═══ The data ═══
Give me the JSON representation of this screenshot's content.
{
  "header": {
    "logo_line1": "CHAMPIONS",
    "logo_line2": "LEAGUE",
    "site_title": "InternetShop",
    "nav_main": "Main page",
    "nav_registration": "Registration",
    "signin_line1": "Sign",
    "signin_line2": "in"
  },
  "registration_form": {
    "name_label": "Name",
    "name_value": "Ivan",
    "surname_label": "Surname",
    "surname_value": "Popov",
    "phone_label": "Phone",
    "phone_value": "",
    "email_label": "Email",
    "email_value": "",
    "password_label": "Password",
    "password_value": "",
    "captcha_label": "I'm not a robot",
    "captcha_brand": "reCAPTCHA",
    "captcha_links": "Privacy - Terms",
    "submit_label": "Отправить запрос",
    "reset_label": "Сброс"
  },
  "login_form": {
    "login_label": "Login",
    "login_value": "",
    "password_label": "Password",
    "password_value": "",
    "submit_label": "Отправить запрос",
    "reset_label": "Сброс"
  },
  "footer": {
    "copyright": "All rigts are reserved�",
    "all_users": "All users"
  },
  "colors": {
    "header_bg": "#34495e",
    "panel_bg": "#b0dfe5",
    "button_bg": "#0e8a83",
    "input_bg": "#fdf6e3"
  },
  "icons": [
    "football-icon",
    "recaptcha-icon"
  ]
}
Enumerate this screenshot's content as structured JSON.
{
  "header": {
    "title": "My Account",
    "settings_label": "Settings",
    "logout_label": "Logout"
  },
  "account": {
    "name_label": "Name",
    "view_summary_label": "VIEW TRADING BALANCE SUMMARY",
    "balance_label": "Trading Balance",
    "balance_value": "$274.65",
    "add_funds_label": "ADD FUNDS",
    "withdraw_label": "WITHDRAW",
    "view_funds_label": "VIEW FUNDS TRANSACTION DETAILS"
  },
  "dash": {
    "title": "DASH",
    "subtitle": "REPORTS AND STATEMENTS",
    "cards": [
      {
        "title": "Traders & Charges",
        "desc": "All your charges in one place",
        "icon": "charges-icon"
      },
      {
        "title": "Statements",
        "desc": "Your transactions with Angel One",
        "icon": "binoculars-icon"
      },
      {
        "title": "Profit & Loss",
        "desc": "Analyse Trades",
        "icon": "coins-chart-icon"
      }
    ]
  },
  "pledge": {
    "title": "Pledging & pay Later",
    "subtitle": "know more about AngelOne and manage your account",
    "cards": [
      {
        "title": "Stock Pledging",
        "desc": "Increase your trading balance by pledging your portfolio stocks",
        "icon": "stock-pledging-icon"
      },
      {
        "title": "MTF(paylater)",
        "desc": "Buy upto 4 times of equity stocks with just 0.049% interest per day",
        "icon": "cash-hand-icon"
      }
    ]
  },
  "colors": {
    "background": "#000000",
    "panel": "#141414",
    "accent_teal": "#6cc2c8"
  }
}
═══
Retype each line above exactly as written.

> **Task output**
Give me the JSON representation of this screenshot's content.
{
  "header": {
    "logo_line1": "CHAMPIONS",
    "logo_line2": "LEAGUE",
    "site_title": "InternetShop",
    "nav_main": "Main page",
    "nav_registration": "Registration",
    "signin_line1": "Sign",
    "signin_line2": "in"
  },
  "registration_form": {
    "name_label": "Name",
    "name_value": "Ivan",
    "surname_label": "Surname",
    "surname_value": "Popov",
    "phone_label": "Phone",
    "phone_value": "",
    "email_label": "Email",
    "email_value": "",
    "password_label": "Password",
    "password_value": "",
    "captcha_label": "I'm not a robot",
    "captcha_brand": "reCAPTCHA",
    "captcha_links": "Privacy - Terms",
    "submit_label": "Отправить запрос",
    "reset_label": "Сброс"
  },
  "login_form": {
    "login_label": "Login",
    "login_value": "",
    "password_label": "Password",
    "password_value": "",
    "submit_label": "Отправить запрос",
    "reset_label": "Сброс"
  },
  "footer": {
    "copyright": "All rigts are reserved�",
    "all_users": "All users"
  },
  "colors": {
    "header_bg": "#34495e",
    "panel_bg": "#b0dfe5",
    "button_bg": "#0e8a83",
    "input_bg": "#fdf6e3"
  },
  "icons": [
    "football-icon",
    "recaptcha-icon"
  ]
}
Enumerate this screenshot's content as structured JSON.
{
  "header": {
    "title": "My Account",
    "settings_label": "Settings",
    "logout_label": "Logout"
  },
  "account": {
    "name_label": "Name",
    "view_summary_label": "VIEW TRADING BALANCE SUMMARY",
    "balance_label": "Trading Balance",
    "balance_value": "$274.65",
    "add_funds_label": "ADD FUNDS",
    "withdraw_label": "WITHDRAW",
    "view_funds_label": "VIEW FUNDS TRANSACTION DETAILS"
  },
  "dash": {
    "title": "DASH",
    "subtitle": "REPORTS AND STATEMENTS",
    "cards": [
      {
        "title": "Traders & Charges",
        "desc": "All your charges in one place",
        "icon": "charges-icon"
      },
      {
        "title": "Statements",
        "desc": "Your transactions with Angel One",
        "icon": "binoculars-icon"
      },
      {
        "title": "Profit & Loss",
        "desc": "Analyse Trades",
        "icon": "coins-chart-icon"
      }
    ]
  },
  "pledge": {
    "title": "Pledging & pay Later",
    "subtitle": "know more about AngelOne and manage your account",
    "cards": [
      {
        "title": "Stock Pledging",
        "desc": "Increase your trading balance by pledging your portfolio stocks",
        "icon": "stock-pledging-icon"
      },
      {
        "title": "MTF(paylater)",
        "desc": "Buy upto 4 times of equity stocks with just 0.049% interest per day",
        "icon": "cash-hand-icon"
      }
    ]
  },
  "colors": {
    "background": "#000000",
    "panel": "#141414",
    "accent_teal": "#6cc2c8"
  }
}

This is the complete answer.